“Alterna offered me a small but much appreciated loan when I really needed it,” says Jason. “But the money doesn’t do the work; the network does.”
The network Jason is referring to includes other entrepreneurs, guest speakers, and business people that he met as part of coaching and support that all members of the program
participate in. He credits these supports, and program founder, Susan Henry, for helping get his career off the ground.
“I believe that the world changes because of individuals, and I really want to acknowledge Susan as one of those people,” he says. “She created the spaces to meet others on the same journey - to network, share experience, share connections, support each other and expand.”
Having the support of an established financial institution provided the bridge that allowed
Jason to secure other supporters and funders. The coaching he received helped him develop as a businessperson alongside his growth as an artist.
“The unknown is scary for new entrepreneurs, which is why the network and coaching and
support is such an important part of the program – not just the money.”

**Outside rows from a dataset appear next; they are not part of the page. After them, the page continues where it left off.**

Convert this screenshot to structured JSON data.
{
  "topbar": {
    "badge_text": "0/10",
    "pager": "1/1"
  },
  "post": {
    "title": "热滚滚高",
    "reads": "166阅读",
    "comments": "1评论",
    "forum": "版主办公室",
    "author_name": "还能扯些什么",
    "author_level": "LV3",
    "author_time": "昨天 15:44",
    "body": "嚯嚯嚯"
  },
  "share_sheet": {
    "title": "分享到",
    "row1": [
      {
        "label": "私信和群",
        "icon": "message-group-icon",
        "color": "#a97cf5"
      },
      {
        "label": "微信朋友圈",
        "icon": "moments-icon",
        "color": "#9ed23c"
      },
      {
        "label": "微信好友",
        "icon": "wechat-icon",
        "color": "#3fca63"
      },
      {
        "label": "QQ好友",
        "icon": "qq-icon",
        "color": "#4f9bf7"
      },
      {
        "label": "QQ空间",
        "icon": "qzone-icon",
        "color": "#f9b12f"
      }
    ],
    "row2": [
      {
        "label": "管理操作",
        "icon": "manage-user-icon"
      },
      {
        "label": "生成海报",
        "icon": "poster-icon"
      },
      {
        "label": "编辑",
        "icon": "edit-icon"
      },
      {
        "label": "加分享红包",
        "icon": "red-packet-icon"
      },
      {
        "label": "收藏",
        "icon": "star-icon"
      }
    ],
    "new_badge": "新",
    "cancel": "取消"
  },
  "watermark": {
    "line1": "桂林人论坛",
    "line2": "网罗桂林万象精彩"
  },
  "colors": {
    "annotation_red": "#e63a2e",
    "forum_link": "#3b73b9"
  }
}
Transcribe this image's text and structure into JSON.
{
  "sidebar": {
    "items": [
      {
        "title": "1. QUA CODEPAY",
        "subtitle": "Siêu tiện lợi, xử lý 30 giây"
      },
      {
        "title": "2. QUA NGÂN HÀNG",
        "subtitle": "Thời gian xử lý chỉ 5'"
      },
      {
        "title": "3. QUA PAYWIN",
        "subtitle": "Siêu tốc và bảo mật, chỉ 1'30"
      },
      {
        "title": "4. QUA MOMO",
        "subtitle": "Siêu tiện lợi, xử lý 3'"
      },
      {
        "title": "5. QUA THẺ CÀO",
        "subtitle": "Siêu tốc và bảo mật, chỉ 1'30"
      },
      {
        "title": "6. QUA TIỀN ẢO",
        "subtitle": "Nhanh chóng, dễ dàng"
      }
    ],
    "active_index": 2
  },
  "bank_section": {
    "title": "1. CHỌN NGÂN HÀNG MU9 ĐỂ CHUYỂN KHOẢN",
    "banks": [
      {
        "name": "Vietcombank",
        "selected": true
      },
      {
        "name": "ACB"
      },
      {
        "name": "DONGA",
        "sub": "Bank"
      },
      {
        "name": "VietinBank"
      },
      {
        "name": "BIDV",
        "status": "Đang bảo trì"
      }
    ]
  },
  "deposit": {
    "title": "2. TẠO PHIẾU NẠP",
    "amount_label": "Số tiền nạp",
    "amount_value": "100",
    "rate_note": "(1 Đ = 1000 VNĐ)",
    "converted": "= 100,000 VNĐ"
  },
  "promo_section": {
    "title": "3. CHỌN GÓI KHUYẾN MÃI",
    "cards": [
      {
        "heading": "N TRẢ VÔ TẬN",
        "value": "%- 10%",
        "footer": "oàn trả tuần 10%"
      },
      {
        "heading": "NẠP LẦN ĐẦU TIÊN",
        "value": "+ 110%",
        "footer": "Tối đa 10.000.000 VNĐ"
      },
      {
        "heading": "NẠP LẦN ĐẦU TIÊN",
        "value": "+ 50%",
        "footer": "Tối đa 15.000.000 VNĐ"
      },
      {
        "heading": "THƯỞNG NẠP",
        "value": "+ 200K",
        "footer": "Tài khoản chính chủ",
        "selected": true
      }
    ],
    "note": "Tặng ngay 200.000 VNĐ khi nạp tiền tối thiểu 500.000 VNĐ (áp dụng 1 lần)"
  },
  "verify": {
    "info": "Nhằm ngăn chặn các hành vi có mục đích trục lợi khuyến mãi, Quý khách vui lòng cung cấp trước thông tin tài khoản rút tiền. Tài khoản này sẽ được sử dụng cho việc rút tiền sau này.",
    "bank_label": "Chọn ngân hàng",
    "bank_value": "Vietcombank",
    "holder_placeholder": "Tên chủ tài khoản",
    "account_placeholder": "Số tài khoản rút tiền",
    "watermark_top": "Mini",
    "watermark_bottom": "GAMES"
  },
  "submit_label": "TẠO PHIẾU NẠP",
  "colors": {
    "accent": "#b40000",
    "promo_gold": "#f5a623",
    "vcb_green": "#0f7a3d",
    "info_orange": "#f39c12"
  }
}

Now, over 15 years later, Baerg is an established educator and visual artist, but he is still in tune with the challenges faced by young artists and entrepreneurs.
Susan and Jason maintain their relationship to this day. Over the years, they have continued to discuss the gaps and opportunities for Indigenous and arts communities. Jason praises Alterna’s commitment to engaging diverse, underserved communities to find and address their unique needs. Not all groups are the same, and different people need different types of support.
“Susan and I can call each other and we talk about how Microfinance could best work for
various people as opportunities arise. We also discuss gaps that keep Indigenous people from
actually accessing support mechanisms. I’ve always felt Alterna has done a great job supporting people in marginalized communities to jump through the hoops and find ways to access the supports they need to advance in their goals and objectives.”
Jason is also quick to praise Alterna’s commitment to community building through the Microfinance program, even though the loans themselves are higher risk than traditional
“Microloan is a risky envelope. Alterna invests in small businesses that have no equity. They might be single mothers or artists, but they still see individuals as potential leaders - and I want to acknowledge that vision, passion and commitment to community.”
He also highlights the continuing need for support for emerging talent within cities, which are becoming less and less affordable.
“When I think about the impact art has on urban places it’s undeniable that New York is heavily impacted by art, fashion and film. NYC would not be nearly as cool as it is or as attractive it is if it wasn’t a capital of fashion and modern art or didn’t have Broadway,“ he observes. “Canadian cities are the same. People fly to Toronto, stay in hotels and eat inrestaurants because they went to a Mirvish
show, or to the AGO or the ROM. That is why looking at the abstract value of artists in our
community is so important.”
Recognizing the value artists bring to our communities is just one of the ways Alterna sets itself apart from other, traditional financial institutions. “Alterna saw my personal art collection – my work, as assets - and allowed me to use that as collateral of the loan,” says Jason. This has led to great rewards for the communities who benefit from the diverse, innovative and exciting businesses that have developed with the help of Alterna’s Community Microfinance program.
Jason now shares the knowledge gained throughout his career, mentoring emerging artists and entrepreneurs and becoming part of the network of support that was so vital for him. “I would have found my $5000 - but I also found validation and community; I found others to support me through it. “
To date, Alterna has provided over $7.1M in micro-loans to a wide range of entrepreneurs,
artists, tradespeople, newcomers, and many others, and the program is still going strong.